religious clouds in the sky

When religion enters the house.

One of the tough things about finding that perfect flatmate is dealing with their religious convictions and how they might differ from yours. The law protects people from being discriminated against because of their religious beliefs but how do you go about finding out in the first place?

When interviewing potential flatmates, ask them a series of questions that you have pre prepared. You have the right to ask them about their lifestyle and to some degree, their financial history. To get to the religion question, start by asking them how they spend their weekends and time off. Most people will usually advise you of their church going activities and their behaviours when it comes to their religion.

Some religions abstain from alcohol, so you can ask the potential flatmate of they drink and how much, or not at all.

If you have someone who moves in and you haven’t determined their religious beliefs, it can be tricky, especially if you engage in activity that might offend their beliefs.

Be clear at the beginning about your own behaviour, around alcohol use, drug use and sexual behaviour. If you are a regular drinker, or drug user, then it is your obligation to ensure that the flatmate moving in is okay with those behaviours. When it comes to sexual behaviour, let them know that you have a partner who stays over, or that you often entertain people for sexual purposes. If it is your own property or you are the lessee, it is your right to engage in this behaviour, discreetly of course. They can then determine if it does go against their religious principles.

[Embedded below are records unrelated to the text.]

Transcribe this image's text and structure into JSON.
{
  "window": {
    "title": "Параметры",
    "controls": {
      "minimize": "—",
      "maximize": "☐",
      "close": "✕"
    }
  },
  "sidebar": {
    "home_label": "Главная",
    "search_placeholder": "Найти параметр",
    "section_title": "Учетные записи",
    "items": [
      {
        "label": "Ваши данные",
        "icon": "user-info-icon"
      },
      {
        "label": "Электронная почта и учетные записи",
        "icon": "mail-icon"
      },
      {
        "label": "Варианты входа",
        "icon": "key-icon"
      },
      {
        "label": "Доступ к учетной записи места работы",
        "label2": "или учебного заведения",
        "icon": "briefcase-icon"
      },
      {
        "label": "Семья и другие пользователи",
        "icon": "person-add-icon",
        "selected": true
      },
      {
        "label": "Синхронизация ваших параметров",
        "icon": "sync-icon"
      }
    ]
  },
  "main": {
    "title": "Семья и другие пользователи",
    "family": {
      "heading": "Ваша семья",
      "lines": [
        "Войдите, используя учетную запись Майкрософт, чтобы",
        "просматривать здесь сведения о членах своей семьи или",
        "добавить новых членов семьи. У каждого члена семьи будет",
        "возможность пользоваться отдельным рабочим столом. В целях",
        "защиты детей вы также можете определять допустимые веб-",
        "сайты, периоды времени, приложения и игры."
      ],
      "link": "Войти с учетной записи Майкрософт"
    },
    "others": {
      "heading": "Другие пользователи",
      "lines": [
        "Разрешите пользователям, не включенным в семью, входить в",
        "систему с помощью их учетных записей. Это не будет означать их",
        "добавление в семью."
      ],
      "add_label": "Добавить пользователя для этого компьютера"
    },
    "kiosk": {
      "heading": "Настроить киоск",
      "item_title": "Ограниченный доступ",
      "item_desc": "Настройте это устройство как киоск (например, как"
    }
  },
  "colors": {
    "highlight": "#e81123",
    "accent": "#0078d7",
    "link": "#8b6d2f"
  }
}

Prayer times can be managed, and respected. If your flatmate has to pray at particular times of the day, be aware of those times and either find an activity outside of the house or make your self scarce so that their prayer time is not interrupted by the TV, music or other activities that can be distracting.

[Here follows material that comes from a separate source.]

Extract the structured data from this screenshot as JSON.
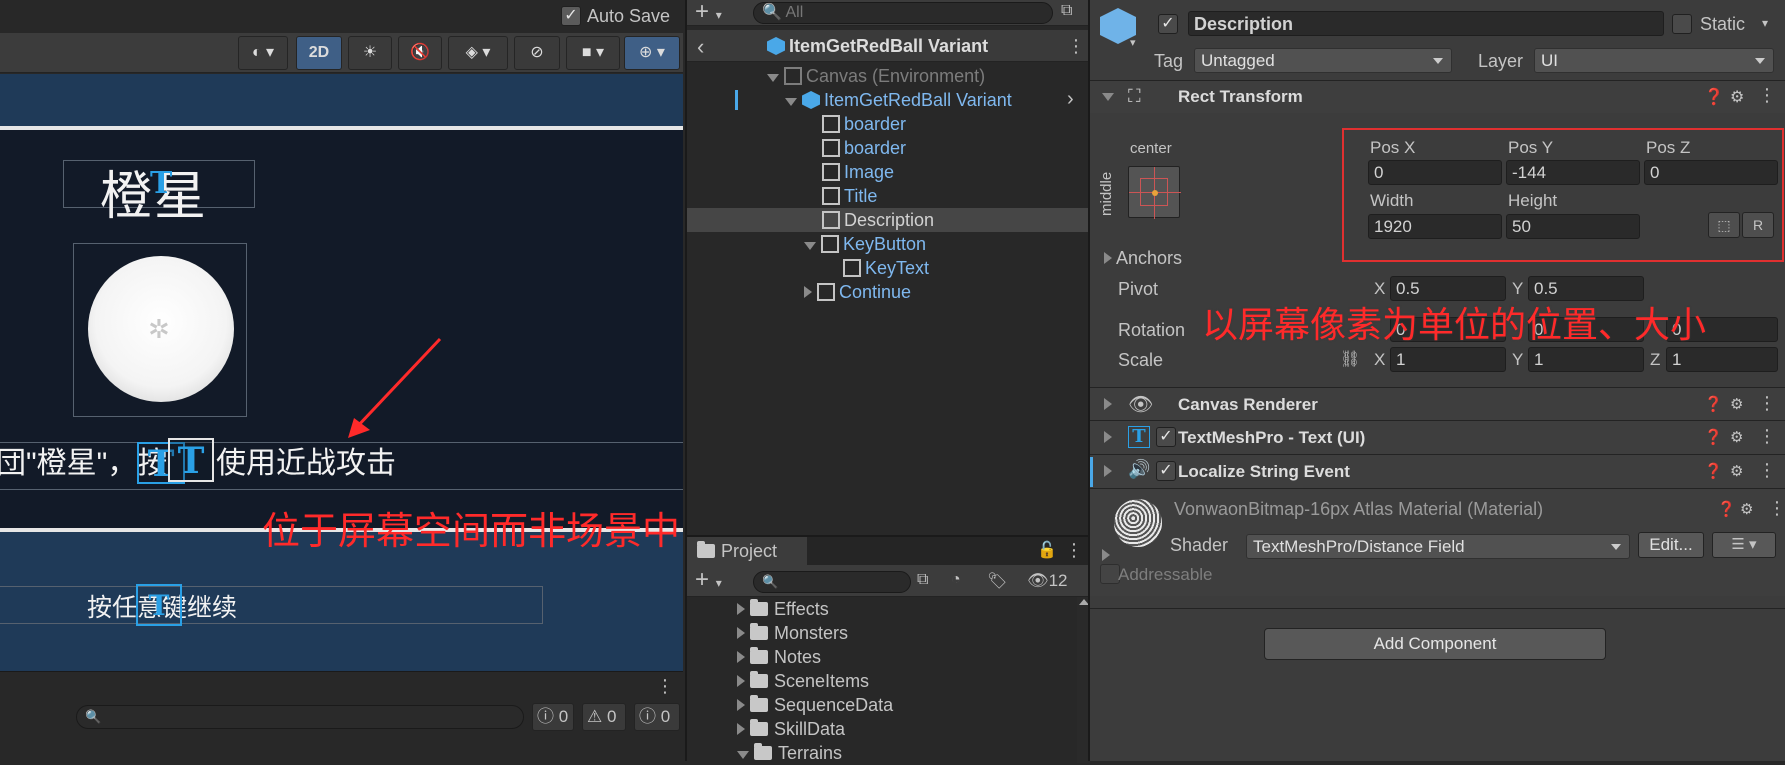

People of differing faiths can get along and have great house sharing relationships, as long as mutual respect is maintained.